On Self Editing

  • Studies have shown that students are able to self-edit their work when instructors circle or mark a check next to “grammar” errors, which has proven to be as effective as when instructors correct.
  • Cueing students to the presence of an error (without fixing the error or marking what type of error it is) and ensuring that they are aware of the available resources is sufficient for self-editing.
  • If errors prove overwhelming to reading comprehension, an instructor should invite the student to have a conversation with him or her or a Multilingual Learner consultant in addition to a range of other resources. While these resources vary across institutions, they are crucial in helping TAs feel supported in their desire to better serve the needs of their students.

Practical Applications

  • First Pathway: Revision Throughout—Fewer Assignments, Multiple Drafts of Each. This pathway allows students the opportunity to work with revision throughout the quarter, producing multiple drafts of each shorter and/or major assignment, with grammar feedback on later drafts. In this approach, instructors focus on higher order concerns in early drafts before prioritizing and selectively marking errors on later drafts, which students then edit during the portfolio sequence. This can be a good option for instructors who have a high percentage of students struggling with sentence structure issues, as it provides students with a head start on revising for their portfolios.
  • Second Pathway: “Higher Order” Feedback-Focused, Defer Grammar Cueing for Portfolio. This pathway allows for reading through error until the portfolio sequence of the course. In this approach, instructors focus mainly on higher order concerns throughout the first two sequences before attending to grammar concerns during the portfolio sequence. As such, this option requires that instructors provide the full two weeks allotted for the portfolio sequence.
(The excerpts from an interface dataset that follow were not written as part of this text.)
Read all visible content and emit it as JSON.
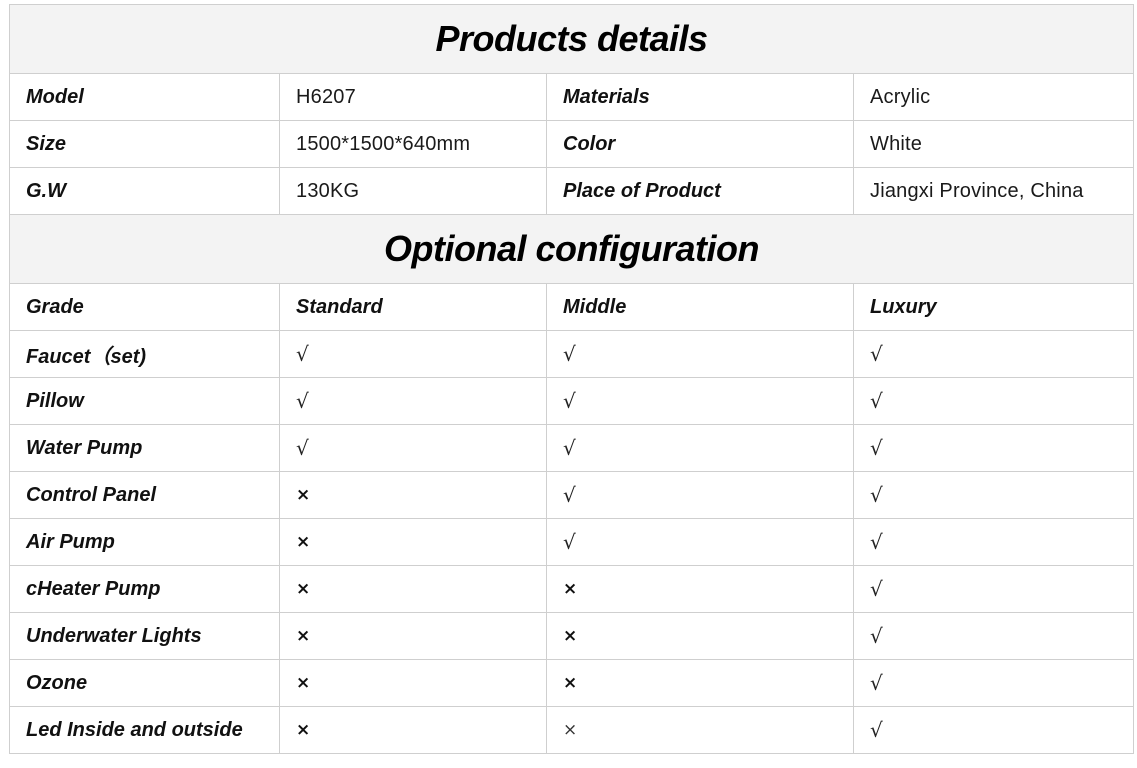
{
  "details": {
    "title": "Products details",
    "rows": [
      {
        "label1": "Model",
        "value1": "H6207",
        "label2": "Materials",
        "value2": "Acrylic"
      },
      {
        "label1": "Size",
        "value1": "1500*1500*640mm",
        "label2": "Color",
        "value2": "White"
      },
      {
        "label1": "G.W",
        "value1": "130KG",
        "label2": "Place of Product",
        "value2": "Jiangxi Province, China"
      }
    ]
  },
  "config": {
    "title": "Optional configuration",
    "headers": [
      "Grade",
      "Standard",
      "Middle",
      "Luxury"
    ],
    "rows": [
      {
        "item": "Faucet（set)",
        "standard": "√",
        "middle": "√",
        "luxury": "√"
      },
      {
        "item": "Pillow",
        "standard": "√",
        "middle": "√",
        "luxury": "√"
      },
      {
        "item": "Water Pump",
        "standard": "√",
        "middle": "√",
        "luxury": "√"
      },
      {
        "item": "Control Panel",
        "standard": "×",
        "middle": "√",
        "luxury": "√"
      },
      {
        "item": "Air Pump",
        "standard": "×",
        "middle": "√",
        "luxury": "√"
      },
      {
        "item": "cHeater Pump",
        "standard": "×",
        "middle": "×",
        "luxury": "√"
      },
      {
        "item": "Underwater Lights",
        "standard": "×",
        "middle": "×",
        "luxury": "√"
      },
      {
        "item": "Ozone",
        "standard": "×",
        "middle": "×",
        "luxury": "√"
      },
      {
        "item": "Led Inside and outside",
        "standard": "×",
        "middle": "×",
        "luxury": "√"
      }
    ]
  },
  "colors": {
    "header_background": "#f3f3f3",
    "border": "#cfcfcf",
    "text": "#111111"
  }
}
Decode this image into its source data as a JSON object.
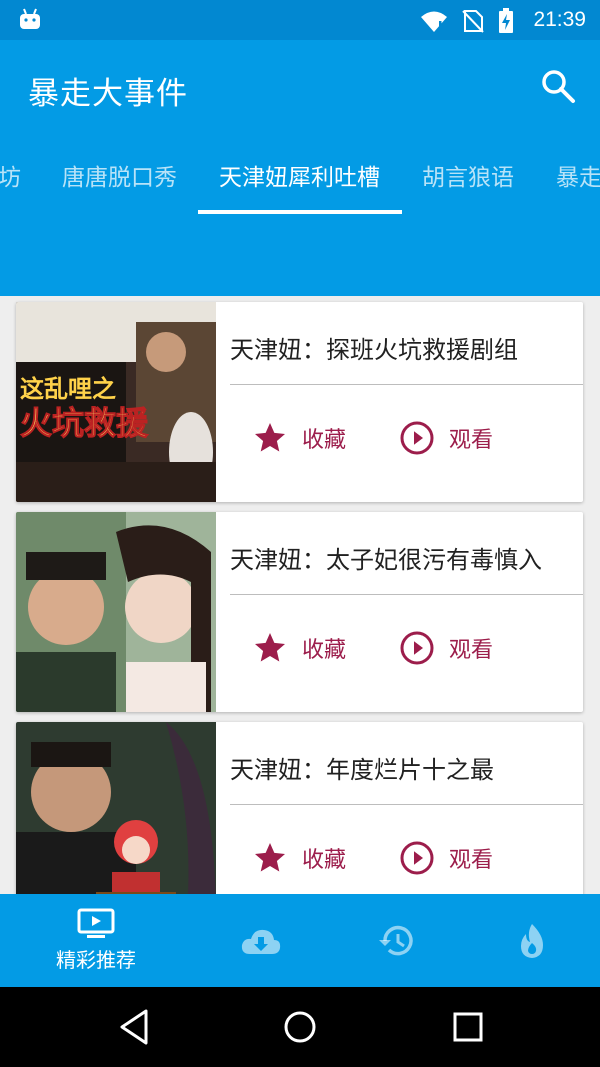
{
  "status_bar": {
    "time": "21:39"
  },
  "app_bar": {
    "title": "暴走大事件"
  },
  "tabs": [
    {
      "label": "坊"
    },
    {
      "label": "唐唐脱口秀"
    },
    {
      "label": "天津妞犀利吐槽"
    },
    {
      "label": "胡言狼语"
    },
    {
      "label": "暴走"
    }
  ],
  "active_tab": "天津妞犀利吐槽",
  "cards": [
    {
      "title": "天津妞：探班火坑救援剧组",
      "poster_text_1": "这乱哩之",
      "poster_text_2": "火坑救援",
      "fav_label": "收藏",
      "watch_label": "观看"
    },
    {
      "title": "天津妞：太子妃很污有毒慎入",
      "fav_label": "收藏",
      "watch_label": "观看"
    },
    {
      "title": "天津妞：年度烂片十之最",
      "fav_label": "收藏",
      "watch_label": "观看"
    }
  ],
  "bottom_nav": [
    {
      "label": "精彩推荐",
      "icon": "tv-icon",
      "active": true
    },
    {
      "icon": "cloud-download-icon"
    },
    {
      "icon": "history-icon"
    },
    {
      "icon": "flame-icon"
    }
  ],
  "colors": {
    "primary": "#039be5",
    "status_bar": "#0288d1",
    "accent": "#9c1d4b"
  }
}
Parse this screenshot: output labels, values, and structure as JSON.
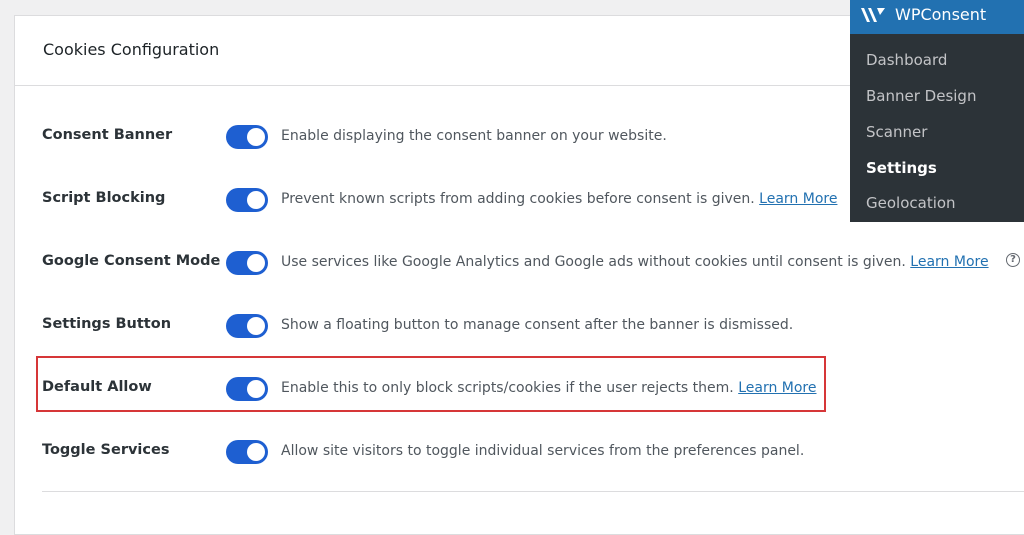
{
  "card": {
    "title": "Cookies Configuration"
  },
  "settings": [
    {
      "label": "Consent Banner",
      "enabled": true,
      "description": "Enable displaying the consent banner on your website.",
      "link": ""
    },
    {
      "label": "Script Blocking",
      "enabled": true,
      "description": "Prevent known scripts from adding cookies before consent is given.",
      "link": "Learn More"
    },
    {
      "label": "Google Consent Mode",
      "enabled": true,
      "description": "Use services like Google Analytics and Google ads without cookies until consent is given.",
      "link": "Learn More",
      "help_icon": "question-circle-icon",
      "help_glyph": "?"
    },
    {
      "label": "Settings Button",
      "enabled": true,
      "description": "Show a floating button to manage consent after the banner is dismissed.",
      "link": ""
    },
    {
      "label": "Default Allow",
      "enabled": true,
      "description": "Enable this to only block scripts/cookies if the user rejects them.",
      "link": "Learn More"
    },
    {
      "label": "Toggle Services",
      "enabled": true,
      "description": "Allow site visitors to toggle individual services from the preferences panel.",
      "link": ""
    }
  ],
  "menu": {
    "title": "WPConsent",
    "logo_icon": "wpconsent-logo-icon",
    "items": [
      {
        "label": "Dashboard",
        "active": false
      },
      {
        "label": "Banner Design",
        "active": false
      },
      {
        "label": "Scanner",
        "active": false
      },
      {
        "label": "Settings",
        "active": true
      },
      {
        "label": "Geolocation",
        "active": false
      }
    ]
  },
  "colors": {
    "toggle_on": "#1e5fd1",
    "link": "#2271b1",
    "highlight_border": "#d63638",
    "menu_bg": "#2c3338",
    "menu_header_bg": "#2271b1"
  }
}
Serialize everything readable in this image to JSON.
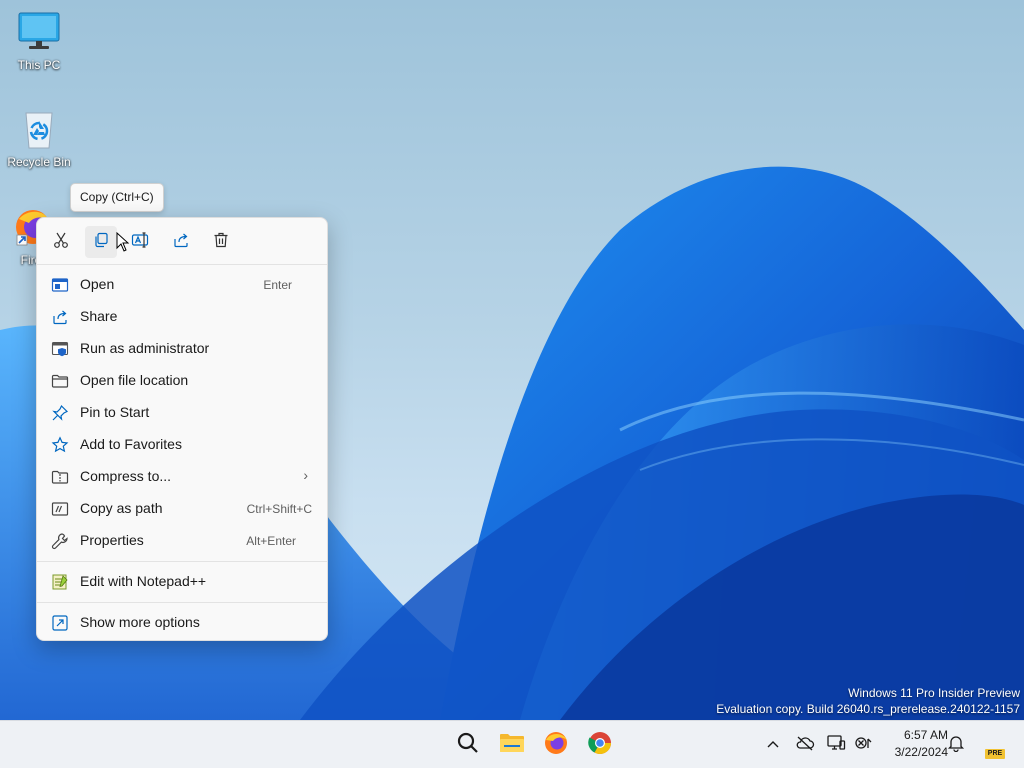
{
  "desktop": {
    "icons": [
      {
        "label": "This PC",
        "icon": "monitor-icon"
      },
      {
        "label": "Recycle Bin",
        "icon": "recycle-bin-icon"
      },
      {
        "label": "Fire",
        "icon": "firefox-shortcut-icon"
      }
    ],
    "watermark": {
      "line1": "Windows 11 Pro Insider Preview",
      "line2": "Evaluation copy. Build 26040.rs_prerelease.240122-1157"
    }
  },
  "tooltip": {
    "text": "Copy (Ctrl+C)"
  },
  "context_menu": {
    "toolbar": [
      {
        "name": "cut",
        "icon": "scissors-icon"
      },
      {
        "name": "copy",
        "icon": "copy-icon"
      },
      {
        "name": "rename",
        "icon": "rename-icon"
      },
      {
        "name": "share",
        "icon": "share-icon"
      },
      {
        "name": "delete",
        "icon": "trash-icon"
      }
    ],
    "items": [
      {
        "label": "Open",
        "shortcut": "Enter",
        "icon": "open-window-icon"
      },
      {
        "label": "Share",
        "shortcut": "",
        "icon": "share-icon"
      },
      {
        "label": "Run as administrator",
        "shortcut": "",
        "icon": "admin-shield-icon"
      },
      {
        "label": "Open file location",
        "shortcut": "",
        "icon": "folder-icon"
      },
      {
        "label": "Pin to Start",
        "shortcut": "",
        "icon": "pin-icon"
      },
      {
        "label": "Add to Favorites",
        "shortcut": "",
        "icon": "star-icon"
      },
      {
        "label": "Compress to...",
        "shortcut": "",
        "icon": "zip-folder-icon",
        "submenu": true
      },
      {
        "label": "Copy as path",
        "shortcut": "Ctrl+Shift+C",
        "icon": "copy-path-icon"
      },
      {
        "label": "Properties",
        "shortcut": "Alt+Enter",
        "icon": "wrench-icon"
      },
      {
        "label": "Edit with Notepad++",
        "shortcut": "",
        "icon": "notepadpp-icon"
      },
      {
        "label": "Show more options",
        "shortcut": "",
        "icon": "expand-icon"
      }
    ],
    "submenu_arrow": "›"
  },
  "taskbar": {
    "apps": [
      {
        "name": "Search",
        "icon": "search-icon"
      },
      {
        "name": "File Explorer",
        "icon": "file-explorer-icon"
      },
      {
        "name": "Firefox",
        "icon": "firefox-icon"
      },
      {
        "name": "Chrome",
        "icon": "chrome-icon"
      }
    ],
    "tray": [
      "chevron-up-icon",
      "cloud-offline-icon",
      "display-icon",
      "network-icon"
    ],
    "time": "6:57 AM",
    "date": "3/22/2024",
    "badge": "PRE"
  },
  "colors": {
    "accent": "#0067c0",
    "menu_bg": "#f9f9f9",
    "taskbar_bg": "#eef1f5"
  }
}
Note that even if you choose this pathway, you may work on a few shared grammar patterns among your students throughout the quarter, and help individual students target their most pressing issues early on.

While FYC programs learn more about their student populations, listening to the needs of TAs, who are often the backbone of the teaching workforce in FYC courses, can be a promising start for incremental change in department policies. As a continuation of such communication with TAs, we learned that novice TAs who worked with the Statement were finding that feedback practices based in SLW research also offer productive outcomes for all students, regardless of their language and cultural backgrounds. Such genuine conversations between WPAs and TAs can allow for cross-disciplinary collaboration that results in sustainable teaching practices that benefit both our students and instructors.

We just need to remember to listen to each other first.